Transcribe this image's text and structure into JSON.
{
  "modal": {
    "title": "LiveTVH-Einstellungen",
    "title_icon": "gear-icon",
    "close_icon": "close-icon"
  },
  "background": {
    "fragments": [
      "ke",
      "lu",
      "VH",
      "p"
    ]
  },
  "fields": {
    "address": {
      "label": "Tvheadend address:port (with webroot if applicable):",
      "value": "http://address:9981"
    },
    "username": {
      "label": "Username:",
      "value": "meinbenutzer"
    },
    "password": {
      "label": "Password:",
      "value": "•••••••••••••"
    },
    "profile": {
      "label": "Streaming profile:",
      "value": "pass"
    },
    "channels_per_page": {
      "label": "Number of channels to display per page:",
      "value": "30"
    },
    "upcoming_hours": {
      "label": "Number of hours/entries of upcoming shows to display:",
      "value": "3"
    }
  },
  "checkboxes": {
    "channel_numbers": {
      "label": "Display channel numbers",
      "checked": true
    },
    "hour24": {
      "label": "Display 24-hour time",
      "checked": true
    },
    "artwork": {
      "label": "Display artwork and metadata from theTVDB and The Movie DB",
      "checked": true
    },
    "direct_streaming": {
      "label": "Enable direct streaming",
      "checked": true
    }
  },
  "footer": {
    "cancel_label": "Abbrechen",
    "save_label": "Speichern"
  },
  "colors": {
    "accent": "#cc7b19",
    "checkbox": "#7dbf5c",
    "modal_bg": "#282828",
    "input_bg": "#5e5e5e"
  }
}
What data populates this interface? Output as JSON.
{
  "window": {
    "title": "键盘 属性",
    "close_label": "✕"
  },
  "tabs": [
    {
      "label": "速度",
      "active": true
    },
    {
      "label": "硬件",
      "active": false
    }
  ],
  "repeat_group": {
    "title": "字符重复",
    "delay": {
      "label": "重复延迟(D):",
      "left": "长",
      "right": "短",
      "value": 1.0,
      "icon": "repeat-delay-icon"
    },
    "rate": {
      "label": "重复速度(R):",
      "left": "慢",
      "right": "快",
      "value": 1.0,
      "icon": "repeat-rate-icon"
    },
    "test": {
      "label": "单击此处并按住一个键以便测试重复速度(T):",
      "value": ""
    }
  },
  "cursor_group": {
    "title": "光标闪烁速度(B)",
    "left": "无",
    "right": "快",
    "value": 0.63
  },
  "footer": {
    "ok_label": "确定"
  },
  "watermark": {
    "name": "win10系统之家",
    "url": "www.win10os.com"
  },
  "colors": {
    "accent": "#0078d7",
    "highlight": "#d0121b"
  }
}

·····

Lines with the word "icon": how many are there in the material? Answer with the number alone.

4